-- Extracted records follows --

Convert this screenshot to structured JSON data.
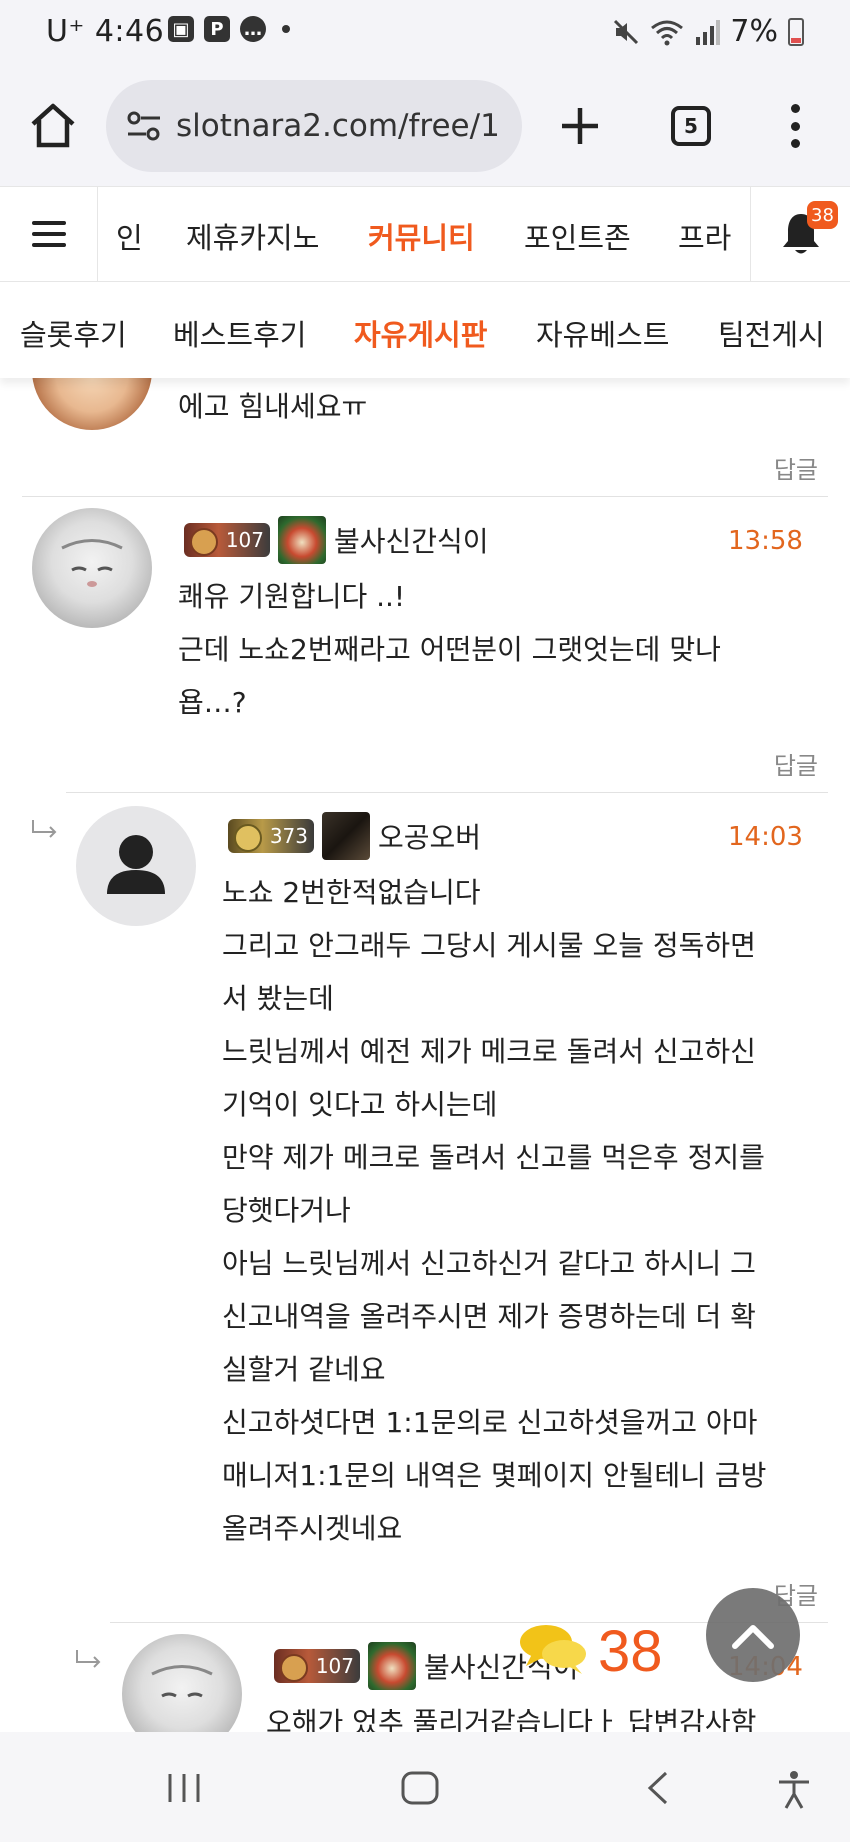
{
  "status_bar": {
    "time": "4:46",
    "carrier": "U⁺",
    "notif_icons": [
      "image-icon",
      "p-icon",
      "chat-icon"
    ],
    "battery": "7%"
  },
  "browser": {
    "url": "slotnara2.com/free/1",
    "tab_count": "5"
  },
  "site_nav": {
    "items": [
      "인",
      "제휴카지노",
      "커뮤니티",
      "포인트존",
      "프라"
    ],
    "active": "커뮤니티",
    "notification_count": "38"
  },
  "sub_nav": {
    "items": [
      "슬롯후기",
      "베스트후기",
      "자유게시판",
      "자유베스트",
      "팀전게시"
    ],
    "active": "자유게시판"
  },
  "comments": [
    {
      "body": [
        "에고 힘내세요ㅠ"
      ],
      "reply_label": "답글"
    },
    {
      "level": "107",
      "author": "불사신간식이",
      "time": "13:58",
      "body": [
        "쾌유 기원합니다 ..!",
        "근데 노쇼2번째라고 어떤분이 그랫엇는데 맞나",
        "욥…?"
      ],
      "reply_label": "답글"
    },
    {
      "level": "373",
      "author": "오공오버",
      "time": "14:03",
      "body": [
        "노쇼 2번한적없습니다",
        "그리고 안그래두 그당시 게시물 오늘 정독하면",
        "서 봤는데",
        "느릿님께서 예전 제가 메크로 돌려서 신고하신",
        "기억이 잇다고 하시는데",
        "만약 제가 메크로 돌려서 신고를 먹은후 정지를",
        "당햇다거나",
        "아님 느릿님께서 신고하신거 같다고 하시니 그",
        "신고내역을 올려주시면 제가 증명하는데 더 확",
        "실할거 같네요",
        "신고하셧다면 1:1문의로 신고하셧을꺼고 아마",
        "매니저1:1문의 내역은 몇페이지 안될테니 금방",
        "올려주시겟네요"
      ],
      "reply_label": "답글"
    },
    {
      "level": "107",
      "author": "불사신간식이",
      "time": "14:04",
      "body": [
        "오해가 었추 풀리거같습니다ㅏ 답변감사함"
      ]
    }
  ],
  "floating": {
    "comment_count": "38"
  },
  "colors": {
    "accent": "#f05a1e",
    "time": "#e2661e"
  }
}
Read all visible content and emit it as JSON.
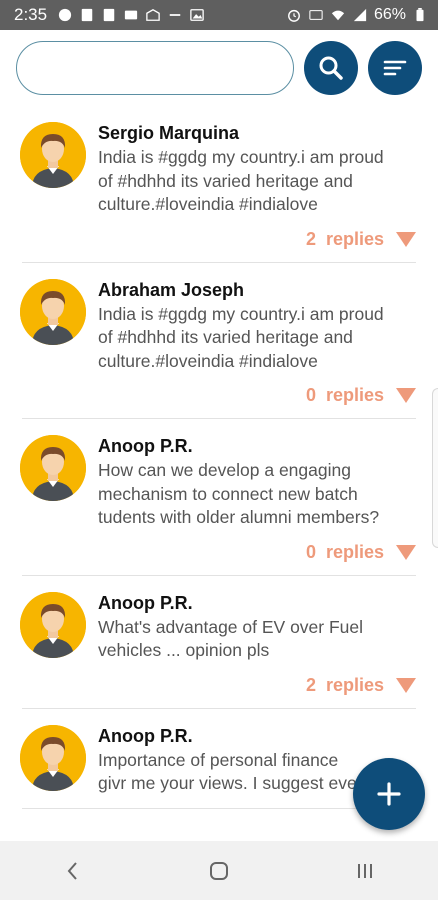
{
  "status_bar": {
    "time": "2:35",
    "battery": "66%"
  },
  "search": {
    "value": "",
    "placeholder": ""
  },
  "posts": [
    {
      "author": "Sergio Marquina",
      "content": "India is #ggdg my country.i am proud\nof #hdhhd its varied heritage and\nculture.#loveindia #indialove",
      "reply_count": "2",
      "replies_label": "replies"
    },
    {
      "author": "Abraham Joseph",
      "content": "India is #ggdg my country.i am proud\nof #hdhhd its varied heritage and\nculture.#loveindia #indialove",
      "reply_count": "0",
      "replies_label": "replies"
    },
    {
      "author": "Anoop P.R.",
      "content": "How can we develop a engaging\nmechanism to connect new batch\ntudents with older alumni members?",
      "reply_count": "0",
      "replies_label": "replies"
    },
    {
      "author": "Anoop P.R.",
      "content": "What's advantage of EV over Fuel\nvehicles ... opinion pls",
      "reply_count": "2",
      "replies_label": "replies"
    },
    {
      "author": "Anoop P.R.",
      "content": "Importance of personal finance\ngivr me your views. I suggest every",
      "reply_count": "",
      "replies_label": ""
    }
  ],
  "colors": {
    "primary": "#0e4d7a",
    "accent": "#ee9a7b",
    "avatar_bg": "#f7b500"
  },
  "icons": {
    "search": "search-icon",
    "filter": "filter-lines-icon",
    "add": "plus-icon",
    "expand": "caret-down-icon"
  }
}
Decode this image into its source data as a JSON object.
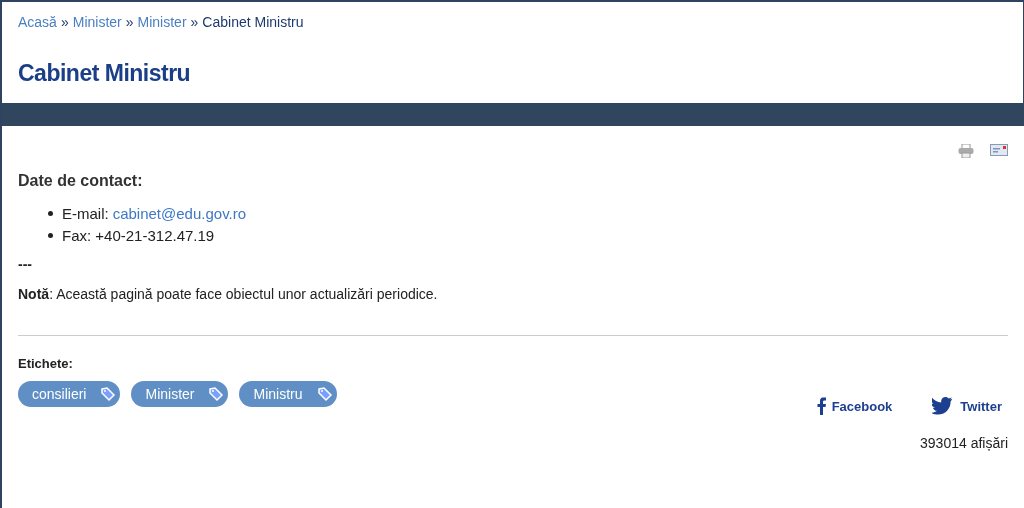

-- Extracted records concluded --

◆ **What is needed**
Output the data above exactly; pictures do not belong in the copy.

◆ **Reply**
Convert this screenshot to structured JSON data.
{
  "status_bar": {
    "time": "4:46",
    "carrier": "U⁺",
    "notif_icons": [
      "image-icon",
      "p-icon",
      "chat-icon"
    ],
    "battery": "7%"
  },
  "browser": {
    "url": "slotnara2.com/free/1",
    "tab_count": "5"
  },
  "site_nav": {
    "items": [
      "인",
      "제휴카지노",
      "커뮤니티",
      "포인트존",
      "프라"
    ],
    "active": "커뮤니티",
    "notification_count": "38"
  },
  "sub_nav": {
    "items": [
      "슬롯후기",
      "베스트후기",
      "자유게시판",
      "자유베스트",
      "팀전게시"
    ],
    "active": "자유게시판"
  },
  "comments": [
    {
      "body": [
        "에고 힘내세요ㅠ"
      ],
      "reply_label": "답글"
    },
    {
      "level": "107",
      "author": "불사신간식이",
      "time": "13:58",
      "body": [
        "쾌유 기원합니다 ..!",
        "근데 노쇼2번째라고 어떤분이 그랫엇는데 맞나",
        "욥…?"
      ],
      "reply_label": "답글"
    },
    {
      "level": "373",
      "author": "오공오버",
      "time": "14:03",
      "body": [
        "노쇼 2번한적없습니다",
        "그리고 안그래두 그당시 게시물 오늘 정독하면",
        "서 봤는데",
        "느릿님께서 예전 제가 메크로 돌려서 신고하신",
        "기억이 잇다고 하시는데",
        "만약 제가 메크로 돌려서 신고를 먹은후 정지를",
        "당햇다거나",
        "아님 느릿님께서 신고하신거 같다고 하시니 그",
        "신고내역을 올려주시면 제가 증명하는데 더 확",
        "실할거 같네요",
        "신고하셧다면 1:1문의로 신고하셧을꺼고 아마",
        "매니저1:1문의 내역은 몇페이지 안될테니 금방",
        "올려주시겟네요"
      ],
      "reply_label": "답글"
    },
    {
      "level": "107",
      "author": "불사신간식이",
      "time": "14:04",
      "body": [
        "오해가 었추 풀리거같습니다ㅏ 답변감사함"
      ]
    }
  ],
  "floating": {
    "comment_count": "38"
  },
  "colors": {
    "accent": "#f05a1e",
    "time": "#e2661e"
  }
}
Read all visible content and emit it as JSON.
{
  "status_bar": {
    "time": "2:35",
    "battery": "66%"
  },
  "search": {
    "value": "",
    "placeholder": ""
  },
  "posts": [
    {
      "author": "Sergio Marquina",
      "content": "India is #ggdg my country.i am proud\nof #hdhhd its varied heritage and\nculture.#loveindia #indialove",
      "reply_count": "2",
      "replies_label": "replies"
    },
    {
      "author": "Abraham Joseph",
      "content": "India is #ggdg my country.i am proud\nof #hdhhd its varied heritage and\nculture.#loveindia #indialove",
      "reply_count": "0",
      "replies_label": "replies"
    },
    {
      "author": "Anoop P.R.",
      "content": "How can we develop a engaging\nmechanism to connect new batch\ntudents with older alumni members?",
      "reply_count": "0",
      "replies_label": "replies"
    },
    {
      "author": "Anoop P.R.",
      "content": "What's advantage of EV over Fuel\nvehicles ... opinion pls",
      "reply_count": "2",
      "replies_label": "replies"
    },
    {
      "author": "Anoop P.R.",
      "content": "Importance of personal finance\ngivr me your views. I suggest every",
      "reply_count": "",
      "replies_label": ""
    }
  ],
  "colors": {
    "primary": "#0e4d7a",
    "accent": "#ee9a7b",
    "avatar_bg": "#f7b500"
  },
  "icons": {
    "search": "search-icon",
    "filter": "filter-lines-icon",
    "add": "plus-icon",
    "expand": "caret-down-icon"
  }
}
Decode this image into its source data as a JSON object.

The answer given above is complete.